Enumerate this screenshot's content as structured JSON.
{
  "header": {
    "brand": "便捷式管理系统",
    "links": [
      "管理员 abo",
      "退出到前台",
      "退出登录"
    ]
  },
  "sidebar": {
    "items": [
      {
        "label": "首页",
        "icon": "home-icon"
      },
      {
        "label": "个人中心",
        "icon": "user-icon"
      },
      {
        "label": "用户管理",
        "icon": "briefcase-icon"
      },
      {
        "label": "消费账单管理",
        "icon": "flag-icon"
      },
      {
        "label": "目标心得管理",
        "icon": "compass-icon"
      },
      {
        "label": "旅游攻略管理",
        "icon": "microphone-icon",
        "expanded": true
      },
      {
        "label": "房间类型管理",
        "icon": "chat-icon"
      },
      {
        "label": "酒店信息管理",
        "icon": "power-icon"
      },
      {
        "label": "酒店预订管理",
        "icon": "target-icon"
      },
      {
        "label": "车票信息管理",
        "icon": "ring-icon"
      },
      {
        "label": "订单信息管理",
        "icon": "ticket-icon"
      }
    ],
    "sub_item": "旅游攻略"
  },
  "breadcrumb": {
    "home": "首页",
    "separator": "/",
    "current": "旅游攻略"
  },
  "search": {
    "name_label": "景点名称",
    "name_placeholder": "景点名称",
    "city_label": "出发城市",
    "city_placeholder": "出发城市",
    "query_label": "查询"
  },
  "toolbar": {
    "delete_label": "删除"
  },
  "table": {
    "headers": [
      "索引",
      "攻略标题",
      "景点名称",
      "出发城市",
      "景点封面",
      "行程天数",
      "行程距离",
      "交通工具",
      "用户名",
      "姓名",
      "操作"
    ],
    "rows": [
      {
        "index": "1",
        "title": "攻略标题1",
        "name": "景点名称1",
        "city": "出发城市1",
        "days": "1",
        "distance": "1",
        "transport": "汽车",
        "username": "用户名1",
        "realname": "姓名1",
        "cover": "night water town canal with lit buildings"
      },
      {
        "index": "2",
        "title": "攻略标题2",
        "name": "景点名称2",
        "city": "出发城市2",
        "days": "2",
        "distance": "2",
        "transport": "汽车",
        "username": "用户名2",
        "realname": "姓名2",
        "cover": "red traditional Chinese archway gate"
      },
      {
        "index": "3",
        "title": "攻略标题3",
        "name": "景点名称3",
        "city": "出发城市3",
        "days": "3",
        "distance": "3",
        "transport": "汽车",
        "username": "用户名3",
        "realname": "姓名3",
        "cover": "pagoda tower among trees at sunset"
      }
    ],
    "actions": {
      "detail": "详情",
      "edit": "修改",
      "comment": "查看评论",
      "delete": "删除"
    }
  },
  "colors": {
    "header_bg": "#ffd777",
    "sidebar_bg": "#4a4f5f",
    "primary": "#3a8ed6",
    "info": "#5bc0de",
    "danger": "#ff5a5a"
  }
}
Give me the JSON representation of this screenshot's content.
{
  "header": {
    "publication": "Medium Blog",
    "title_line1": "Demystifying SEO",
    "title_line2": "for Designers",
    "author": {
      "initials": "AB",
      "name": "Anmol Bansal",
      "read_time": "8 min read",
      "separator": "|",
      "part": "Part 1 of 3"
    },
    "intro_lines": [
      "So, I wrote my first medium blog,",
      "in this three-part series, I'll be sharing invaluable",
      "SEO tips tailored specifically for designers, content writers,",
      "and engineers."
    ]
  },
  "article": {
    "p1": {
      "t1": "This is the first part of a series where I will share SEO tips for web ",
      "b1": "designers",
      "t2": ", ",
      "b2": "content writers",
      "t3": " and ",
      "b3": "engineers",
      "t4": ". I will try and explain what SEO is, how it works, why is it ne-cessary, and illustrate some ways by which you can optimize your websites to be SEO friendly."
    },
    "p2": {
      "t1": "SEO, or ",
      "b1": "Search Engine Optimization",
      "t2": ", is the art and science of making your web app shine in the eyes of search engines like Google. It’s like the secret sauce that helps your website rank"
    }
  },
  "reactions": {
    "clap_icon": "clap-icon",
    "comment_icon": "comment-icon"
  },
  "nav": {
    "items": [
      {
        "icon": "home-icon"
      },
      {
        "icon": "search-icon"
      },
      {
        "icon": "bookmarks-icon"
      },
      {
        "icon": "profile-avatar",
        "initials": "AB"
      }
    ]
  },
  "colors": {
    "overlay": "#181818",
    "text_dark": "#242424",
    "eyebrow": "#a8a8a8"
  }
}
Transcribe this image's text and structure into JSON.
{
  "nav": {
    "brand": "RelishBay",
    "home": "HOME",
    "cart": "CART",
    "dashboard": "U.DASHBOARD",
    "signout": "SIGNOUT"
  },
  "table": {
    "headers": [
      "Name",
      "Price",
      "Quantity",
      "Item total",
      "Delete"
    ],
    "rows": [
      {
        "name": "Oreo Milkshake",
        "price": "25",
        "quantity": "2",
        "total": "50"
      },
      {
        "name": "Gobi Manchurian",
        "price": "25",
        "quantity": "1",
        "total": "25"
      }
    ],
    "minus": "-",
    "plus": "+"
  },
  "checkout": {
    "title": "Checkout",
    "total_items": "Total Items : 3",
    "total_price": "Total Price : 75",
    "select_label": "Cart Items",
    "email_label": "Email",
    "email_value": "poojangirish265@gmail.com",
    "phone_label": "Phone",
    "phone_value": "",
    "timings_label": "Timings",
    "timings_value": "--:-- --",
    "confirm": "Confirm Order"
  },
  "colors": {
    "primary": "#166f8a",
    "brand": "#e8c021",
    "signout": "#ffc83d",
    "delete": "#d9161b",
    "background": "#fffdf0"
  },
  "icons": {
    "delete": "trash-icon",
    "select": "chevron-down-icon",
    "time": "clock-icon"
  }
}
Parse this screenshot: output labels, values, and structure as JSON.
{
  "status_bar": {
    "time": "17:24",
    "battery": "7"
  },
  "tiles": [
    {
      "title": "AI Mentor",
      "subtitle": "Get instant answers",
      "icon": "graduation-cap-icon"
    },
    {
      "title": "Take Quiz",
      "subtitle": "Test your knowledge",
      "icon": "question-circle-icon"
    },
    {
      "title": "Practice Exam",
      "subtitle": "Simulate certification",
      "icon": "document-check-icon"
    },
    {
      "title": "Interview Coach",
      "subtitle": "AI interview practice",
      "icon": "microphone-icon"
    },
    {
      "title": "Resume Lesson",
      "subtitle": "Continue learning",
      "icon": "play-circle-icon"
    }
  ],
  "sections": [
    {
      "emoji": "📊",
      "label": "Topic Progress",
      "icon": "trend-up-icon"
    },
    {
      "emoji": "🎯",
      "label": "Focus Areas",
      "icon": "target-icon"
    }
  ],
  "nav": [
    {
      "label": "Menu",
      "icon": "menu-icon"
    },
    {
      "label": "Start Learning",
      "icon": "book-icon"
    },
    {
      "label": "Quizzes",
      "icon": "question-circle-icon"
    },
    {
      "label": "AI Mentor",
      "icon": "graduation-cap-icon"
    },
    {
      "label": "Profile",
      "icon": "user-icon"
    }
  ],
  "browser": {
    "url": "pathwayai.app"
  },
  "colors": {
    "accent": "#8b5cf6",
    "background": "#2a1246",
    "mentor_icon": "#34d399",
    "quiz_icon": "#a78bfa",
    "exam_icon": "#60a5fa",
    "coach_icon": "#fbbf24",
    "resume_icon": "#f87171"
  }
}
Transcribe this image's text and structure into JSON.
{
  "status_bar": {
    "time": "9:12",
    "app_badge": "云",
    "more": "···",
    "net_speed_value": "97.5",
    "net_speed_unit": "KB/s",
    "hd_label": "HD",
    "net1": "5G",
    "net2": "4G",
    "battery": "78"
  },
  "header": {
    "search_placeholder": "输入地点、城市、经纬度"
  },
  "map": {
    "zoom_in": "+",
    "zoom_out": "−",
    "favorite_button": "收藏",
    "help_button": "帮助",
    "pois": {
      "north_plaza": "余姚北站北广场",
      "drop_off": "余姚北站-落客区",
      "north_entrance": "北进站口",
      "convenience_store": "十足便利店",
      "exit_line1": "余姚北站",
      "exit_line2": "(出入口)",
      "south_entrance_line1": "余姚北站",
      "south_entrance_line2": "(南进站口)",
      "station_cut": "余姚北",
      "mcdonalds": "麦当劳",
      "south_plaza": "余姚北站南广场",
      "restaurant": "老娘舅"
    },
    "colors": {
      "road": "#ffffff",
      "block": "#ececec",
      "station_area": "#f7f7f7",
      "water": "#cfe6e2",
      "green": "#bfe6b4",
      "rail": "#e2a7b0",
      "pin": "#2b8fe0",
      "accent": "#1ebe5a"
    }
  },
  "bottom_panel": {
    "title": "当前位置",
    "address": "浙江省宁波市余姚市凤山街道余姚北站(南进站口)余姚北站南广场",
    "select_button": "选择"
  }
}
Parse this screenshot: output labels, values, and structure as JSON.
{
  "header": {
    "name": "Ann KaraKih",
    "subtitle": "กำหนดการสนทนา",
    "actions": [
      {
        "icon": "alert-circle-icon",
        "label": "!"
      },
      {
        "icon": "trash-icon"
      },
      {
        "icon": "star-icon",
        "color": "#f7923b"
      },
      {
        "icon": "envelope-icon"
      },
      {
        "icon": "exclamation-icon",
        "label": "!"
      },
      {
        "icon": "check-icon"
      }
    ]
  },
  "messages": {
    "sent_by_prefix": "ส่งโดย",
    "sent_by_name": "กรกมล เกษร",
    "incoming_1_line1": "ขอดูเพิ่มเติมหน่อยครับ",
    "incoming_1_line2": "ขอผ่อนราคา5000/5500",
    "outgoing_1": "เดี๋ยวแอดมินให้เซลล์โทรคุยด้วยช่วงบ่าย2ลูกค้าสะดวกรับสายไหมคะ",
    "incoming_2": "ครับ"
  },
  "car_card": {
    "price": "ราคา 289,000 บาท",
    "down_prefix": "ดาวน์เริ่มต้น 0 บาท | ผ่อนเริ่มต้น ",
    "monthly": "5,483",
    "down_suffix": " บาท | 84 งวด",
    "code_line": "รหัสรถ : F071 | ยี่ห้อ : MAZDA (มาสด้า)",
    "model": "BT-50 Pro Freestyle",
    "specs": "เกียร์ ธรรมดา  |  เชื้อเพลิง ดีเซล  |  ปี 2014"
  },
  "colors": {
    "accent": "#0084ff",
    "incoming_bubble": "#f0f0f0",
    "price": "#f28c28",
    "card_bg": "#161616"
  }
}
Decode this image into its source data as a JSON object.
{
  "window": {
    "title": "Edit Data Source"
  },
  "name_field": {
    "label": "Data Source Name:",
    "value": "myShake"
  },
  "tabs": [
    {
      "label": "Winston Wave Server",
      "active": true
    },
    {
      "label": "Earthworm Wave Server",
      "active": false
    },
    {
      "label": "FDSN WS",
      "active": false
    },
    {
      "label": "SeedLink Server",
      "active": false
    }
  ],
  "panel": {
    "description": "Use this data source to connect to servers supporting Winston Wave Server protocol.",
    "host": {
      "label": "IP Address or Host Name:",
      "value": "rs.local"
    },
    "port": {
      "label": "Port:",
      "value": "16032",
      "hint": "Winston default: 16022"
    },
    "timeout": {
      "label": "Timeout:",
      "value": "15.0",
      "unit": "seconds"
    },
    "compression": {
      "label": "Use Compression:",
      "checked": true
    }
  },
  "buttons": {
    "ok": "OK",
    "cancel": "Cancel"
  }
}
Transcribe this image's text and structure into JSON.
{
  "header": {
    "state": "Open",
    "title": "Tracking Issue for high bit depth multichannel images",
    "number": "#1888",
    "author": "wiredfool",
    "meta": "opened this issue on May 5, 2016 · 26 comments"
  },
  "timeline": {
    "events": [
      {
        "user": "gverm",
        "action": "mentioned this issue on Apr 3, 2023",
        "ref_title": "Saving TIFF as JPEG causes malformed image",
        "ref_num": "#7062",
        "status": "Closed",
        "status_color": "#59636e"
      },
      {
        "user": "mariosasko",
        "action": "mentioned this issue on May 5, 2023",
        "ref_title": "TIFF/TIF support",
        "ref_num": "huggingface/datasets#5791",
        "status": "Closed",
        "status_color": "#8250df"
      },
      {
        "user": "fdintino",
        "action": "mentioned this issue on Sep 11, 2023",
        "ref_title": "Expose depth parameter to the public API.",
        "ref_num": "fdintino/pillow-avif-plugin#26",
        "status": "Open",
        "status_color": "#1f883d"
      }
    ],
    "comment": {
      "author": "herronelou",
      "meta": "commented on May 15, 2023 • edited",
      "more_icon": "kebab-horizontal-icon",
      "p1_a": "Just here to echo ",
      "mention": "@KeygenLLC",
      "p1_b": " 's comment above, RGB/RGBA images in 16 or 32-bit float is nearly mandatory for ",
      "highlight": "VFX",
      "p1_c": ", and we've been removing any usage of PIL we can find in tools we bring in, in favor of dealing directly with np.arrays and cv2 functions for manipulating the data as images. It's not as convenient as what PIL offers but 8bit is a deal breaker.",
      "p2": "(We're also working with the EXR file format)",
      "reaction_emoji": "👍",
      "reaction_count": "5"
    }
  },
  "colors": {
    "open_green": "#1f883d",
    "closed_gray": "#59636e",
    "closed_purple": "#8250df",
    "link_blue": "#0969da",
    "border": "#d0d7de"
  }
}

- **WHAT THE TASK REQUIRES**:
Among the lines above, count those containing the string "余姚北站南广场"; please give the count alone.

- **RESPONSE AREA**:
2